Exclusive: Andy Swan Quits Physical and Gets Digital with the Michael Parks

Exclusive: Andy Swan Quits Physical and Gets Digital with the Michael Parks
Andy Swan has decided he's no longer interested in making CDs. Maybe it was the New Year's Day move this year from long-time home of Toronto to Breadalbane, PEI, that did it. Or maybe it was just ten years of releasing music under so many different monikers (the Fling, Detective Kalita, Andy Swan and, his current act, the Michael Parks). Either way, Swan has taken the bold step of offering all his music for free on his website, no cash required.

"It probably grew out of all those times I had to move boxes and boxes of unsold CDs from home to home," Swan tells Exclaim! of his digital shift. "Then one day a friend commented that every time he makes a CD now, he just feels as though he's making a bunch of garbage. The simple truth is that most people who might want my music have access to computers and listen to MP3s."

Swan, who has released records on Ottawa's Kelp Records, says that he's not abandoning the CD format entirely, however, and that fans can still get the shiny little discs if they really want them.

"Those that want CDs can buy one off me directly," he says. "I'm lucky in that while I have never sold a lot of albums, I do have people in the press and radio who want to hear what I am doing. So by doing things this way, all the same people and more are hearing the music, yet I am saving on the costs of manufacturing and mailing. My website does have a spot where people can buy me a drink, and send me $5.25 towards a rye and soda. I joke that if one person buys me a drink, it will be my most profitable album ever."

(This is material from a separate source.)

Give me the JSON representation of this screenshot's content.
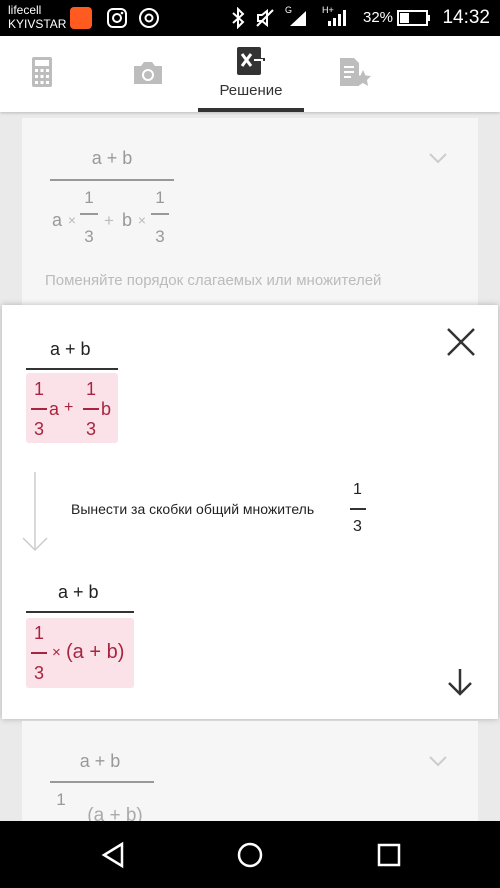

 The Michael Parks, which also features Greg Smith of the Weakerthans and Shayne Cox of Sports: The Band in its ranks, have the group's new album Try Try Again now up at Swan's site as a free download. Swan says that he absolutely loves having complete control to do things like release Try Try Again, the first in what he calls the Binary Series, by himself. And it sounds like there's a lot more to come.

"Releasing stuff for free online is really an extension of the punk rock DIY mentality of the stuff that inspired me when I was young, except that the Internet is way better than cassettes. I have a backlog of material and plan to release stuff at my leisure for free on my website over the coming months. I just figure that if enough people like the songs, I will see some benefit from that someday, somehow."